What needs to be done —
An exact reprint of the whole listing is what the answer must contain.

Supplied information —
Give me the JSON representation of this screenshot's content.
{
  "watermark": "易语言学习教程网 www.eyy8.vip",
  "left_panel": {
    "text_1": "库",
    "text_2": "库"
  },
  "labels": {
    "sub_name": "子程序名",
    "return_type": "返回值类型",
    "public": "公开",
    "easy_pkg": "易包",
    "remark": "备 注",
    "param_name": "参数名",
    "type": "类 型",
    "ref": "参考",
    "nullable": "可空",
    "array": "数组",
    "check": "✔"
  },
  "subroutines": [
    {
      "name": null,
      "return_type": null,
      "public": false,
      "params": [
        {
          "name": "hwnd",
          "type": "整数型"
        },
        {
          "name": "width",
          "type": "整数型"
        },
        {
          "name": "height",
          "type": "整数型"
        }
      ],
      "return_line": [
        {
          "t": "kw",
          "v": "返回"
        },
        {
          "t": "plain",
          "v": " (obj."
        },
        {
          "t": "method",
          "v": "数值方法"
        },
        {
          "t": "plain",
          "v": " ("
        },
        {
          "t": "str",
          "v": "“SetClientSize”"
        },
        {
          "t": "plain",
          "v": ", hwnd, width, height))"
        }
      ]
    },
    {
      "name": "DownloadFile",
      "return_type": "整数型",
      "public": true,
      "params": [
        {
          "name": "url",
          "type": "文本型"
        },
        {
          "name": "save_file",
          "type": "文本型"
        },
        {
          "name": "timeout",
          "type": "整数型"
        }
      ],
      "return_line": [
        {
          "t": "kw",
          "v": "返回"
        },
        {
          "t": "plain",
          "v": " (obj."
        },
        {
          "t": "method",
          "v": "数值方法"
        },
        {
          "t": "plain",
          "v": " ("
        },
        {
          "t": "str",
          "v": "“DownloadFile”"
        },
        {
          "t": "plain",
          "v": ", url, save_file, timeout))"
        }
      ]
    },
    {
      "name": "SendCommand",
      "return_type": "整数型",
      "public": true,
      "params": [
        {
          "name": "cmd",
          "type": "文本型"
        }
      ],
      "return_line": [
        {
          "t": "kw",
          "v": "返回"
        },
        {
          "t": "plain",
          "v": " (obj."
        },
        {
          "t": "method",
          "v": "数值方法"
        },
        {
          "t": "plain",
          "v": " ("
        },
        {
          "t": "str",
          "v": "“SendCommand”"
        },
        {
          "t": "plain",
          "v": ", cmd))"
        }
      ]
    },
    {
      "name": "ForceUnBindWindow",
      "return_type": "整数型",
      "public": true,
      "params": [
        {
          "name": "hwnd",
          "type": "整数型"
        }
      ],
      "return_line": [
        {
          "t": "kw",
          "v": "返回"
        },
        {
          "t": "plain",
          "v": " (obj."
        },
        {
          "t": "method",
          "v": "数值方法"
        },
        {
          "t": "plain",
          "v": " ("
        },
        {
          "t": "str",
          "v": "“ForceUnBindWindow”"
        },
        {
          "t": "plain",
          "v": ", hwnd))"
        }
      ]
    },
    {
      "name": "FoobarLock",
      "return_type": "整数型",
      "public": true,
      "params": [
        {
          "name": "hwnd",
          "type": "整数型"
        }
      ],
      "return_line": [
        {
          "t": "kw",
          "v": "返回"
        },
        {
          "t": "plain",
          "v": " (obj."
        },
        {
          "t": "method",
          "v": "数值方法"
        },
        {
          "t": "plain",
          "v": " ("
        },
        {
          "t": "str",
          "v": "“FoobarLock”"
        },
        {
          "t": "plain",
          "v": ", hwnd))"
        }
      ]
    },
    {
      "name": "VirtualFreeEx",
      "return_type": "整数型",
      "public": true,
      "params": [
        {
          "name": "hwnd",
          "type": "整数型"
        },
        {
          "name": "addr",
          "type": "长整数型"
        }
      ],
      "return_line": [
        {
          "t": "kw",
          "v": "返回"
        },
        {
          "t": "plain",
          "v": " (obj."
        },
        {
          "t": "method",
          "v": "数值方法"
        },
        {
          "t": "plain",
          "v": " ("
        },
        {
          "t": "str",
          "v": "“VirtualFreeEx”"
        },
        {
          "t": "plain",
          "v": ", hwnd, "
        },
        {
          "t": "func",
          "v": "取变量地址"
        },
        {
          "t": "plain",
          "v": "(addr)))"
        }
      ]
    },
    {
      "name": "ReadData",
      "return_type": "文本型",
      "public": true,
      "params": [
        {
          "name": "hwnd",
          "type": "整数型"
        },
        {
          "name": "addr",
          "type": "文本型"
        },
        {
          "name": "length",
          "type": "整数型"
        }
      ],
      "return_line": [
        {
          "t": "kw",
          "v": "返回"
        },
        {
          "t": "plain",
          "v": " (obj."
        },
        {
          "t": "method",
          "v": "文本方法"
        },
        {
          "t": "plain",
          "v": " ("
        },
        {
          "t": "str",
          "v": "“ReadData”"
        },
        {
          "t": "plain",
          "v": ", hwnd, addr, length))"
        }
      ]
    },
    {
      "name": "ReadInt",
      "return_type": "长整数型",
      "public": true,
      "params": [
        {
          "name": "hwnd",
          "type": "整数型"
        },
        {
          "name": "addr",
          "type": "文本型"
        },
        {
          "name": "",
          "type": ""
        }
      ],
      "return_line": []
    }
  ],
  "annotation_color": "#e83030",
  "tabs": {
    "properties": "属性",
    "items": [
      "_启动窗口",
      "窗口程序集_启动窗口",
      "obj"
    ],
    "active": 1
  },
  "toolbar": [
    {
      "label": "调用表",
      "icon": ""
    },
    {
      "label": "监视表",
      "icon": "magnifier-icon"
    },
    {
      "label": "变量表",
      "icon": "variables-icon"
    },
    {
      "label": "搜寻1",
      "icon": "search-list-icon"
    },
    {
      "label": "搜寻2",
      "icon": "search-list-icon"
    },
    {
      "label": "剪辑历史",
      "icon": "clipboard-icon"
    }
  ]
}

Task output —
Give me the JSON representation of this screenshot's content.
{
  "watermark": "易语言学习教程网 www.eyy8.vip",
  "left_panel": {
    "text_1": "库",
    "text_2": "库"
  },
  "labels": {
    "sub_name": "子程序名",
    "return_type": "返回值类型",
    "public": "公开",
    "easy_pkg": "易包",
    "remark": "备 注",
    "param_name": "参数名",
    "type": "类 型",
    "ref": "参考",
    "nullable": "可空",
    "array": "数组",
    "check": "✔"
  },
  "subroutines": [
    {
      "name": null,
      "return_type": null,
      "public": false,
      "params": [
        {
          "name": "hwnd",
          "type": "整数型"
        },
        {
          "name": "width",
          "type": "整数型"
        },
        {
          "name": "height",
          "type": "整数型"
        }
      ],
      "return_line": [
        {
          "t": "kw",
          "v": "返回"
        },
        {
          "t": "plain",
          "v": " (obj."
        },
        {
          "t": "method",
          "v": "数值方法"
        },
        {
          "t": "plain",
          "v": " ("
        },
        {
          "t": "str",
          "v": "“SetClientSize”"
        },
        {
          "t": "plain",
          "v": ", hwnd, width, height))"
        }
      ]
    },
    {
      "name": "DownloadFile",
      "return_type": "整数型",
      "public": true,
      "params": [
        {
          "name": "url",
          "type": "文本型"
        },
        {
          "name": "save_file",
          "type": "文本型"
        },
        {
          "name": "timeout",
          "type": "整数型"
        }
      ],
      "return_line": [
        {
          "t": "kw",
          "v": "返回"
        },
        {
          "t": "plain",
          "v": " (obj."
        },
        {
          "t": "method",
          "v": "数值方法"
        },
        {
          "t": "plain",
          "v": " ("
        },
        {
          "t": "str",
          "v": "“DownloadFile”"
        },
        {
          "t": "plain",
          "v": ", url, save_file, timeout))"
        }
      ]
    },
    {
      "name": "SendCommand",
      "return_type": "整数型",
      "public": true,
      "params": [
        {
          "name": "cmd",
          "type": "文本型"
        }
      ],
      "return_line": [
        {
          "t": "kw",
          "v": "返回"
        },
        {
          "t": "plain",
          "v": " (obj."
        },
        {
          "t": "method",
          "v": "数值方法"
        },
        {
          "t": "plain",
          "v": " ("
        },
        {
          "t": "str",
          "v": "“SendCommand”"
        },
        {
          "t": "plain",
          "v": ", cmd))"
        }
      ]
    },
    {
      "name": "ForceUnBindWindow",
      "return_type": "整数型",
      "public": true,
      "params": [
        {
          "name": "hwnd",
          "type": "整数型"
        }
      ],
      "return_line": [
        {
          "t": "kw",
          "v": "返回"
        },
        {
          "t": "plain",
          "v": " (obj."
        },
        {
          "t": "method",
          "v": "数值方法"
        },
        {
          "t": "plain",
          "v": " ("
        },
        {
          "t": "str",
          "v": "“ForceUnBindWindow”"
        },
        {
          "t": "plain",
          "v": ", hwnd))"
        }
      ]
    },
    {
      "name": "FoobarLock",
      "return_type": "整数型",
      "public": true,
      "params": [
        {
          "name": "hwnd",
          "type": "整数型"
        }
      ],
      "return_line": [
        {
          "t": "kw",
          "v": "返回"
        },
        {
          "t": "plain",
          "v": " (obj."
        },
        {
          "t": "method",
          "v": "数值方法"
        },
        {
          "t": "plain",
          "v": " ("
        },
        {
          "t": "str",
          "v": "“FoobarLock”"
        },
        {
          "t": "plain",
          "v": ", hwnd))"
        }
      ]
    },
    {
      "name": "VirtualFreeEx",
      "return_type": "整数型",
      "public": true,
      "params": [
        {
          "name": "hwnd",
          "type": "整数型"
        },
        {
          "name": "addr",
          "type": "长整数型"
        }
      ],
      "return_line": [
        {
          "t": "kw",
          "v": "返回"
        },
        {
          "t": "plain",
          "v": " (obj."
        },
        {
          "t": "method",
          "v": "数值方法"
        },
        {
          "t": "plain",
          "v": " ("
        },
        {
          "t": "str",
          "v": "“VirtualFreeEx”"
        },
        {
          "t": "plain",
          "v": ", hwnd, "
        },
        {
          "t": "func",
          "v": "取变量地址"
        },
        {
          "t": "plain",
          "v": "(addr)))"
        }
      ]
    },
    {
      "name": "ReadData",
      "return_type": "文本型",
      "public": true,
      "params": [
        {
          "name": "hwnd",
          "type": "整数型"
        },
        {
          "name": "addr",
          "type": "文本型"
        },
        {
          "name": "length",
          "type": "整数型"
        }
      ],
      "return_line": [
        {
          "t": "kw",
          "v": "返回"
        },
        {
          "t": "plain",
          "v": " (obj."
        },
        {
          "t": "method",
          "v": "文本方法"
        },
        {
          "t": "plain",
          "v": " ("
        },
        {
          "t": "str",
          "v": "“ReadData”"
        },
        {
          "t": "plain",
          "v": ", hwnd, addr, length))"
        }
      ]
    },
    {
      "name": "ReadInt",
      "return_type": "长整数型",
      "public": true,
      "params": [
        {
          "name": "hwnd",
          "type": "整数型"
        },
        {
          "name": "addr",
          "type": "文本型"
        },
        {
          "name": "",
          "type": ""
        }
      ],
      "return_line": []
    }
  ],
  "annotation_color": "#e83030",
  "tabs": {
    "properties": "属性",
    "items": [
      "_启动窗口",
      "窗口程序集_启动窗口",
      "obj"
    ],
    "active": 1
  },
  "toolbar": [
    {
      "label": "调用表",
      "icon": ""
    },
    {
      "label": "监视表",
      "icon": "magnifier-icon"
    },
    {
      "label": "变量表",
      "icon": "variables-icon"
    },
    {
      "label": "搜寻1",
      "icon": "search-list-icon"
    },
    {
      "label": "搜寻2",
      "icon": "search-list-icon"
    },
    {
      "label": "剪辑历史",
      "icon": "clipboard-icon"
    }
  ]
}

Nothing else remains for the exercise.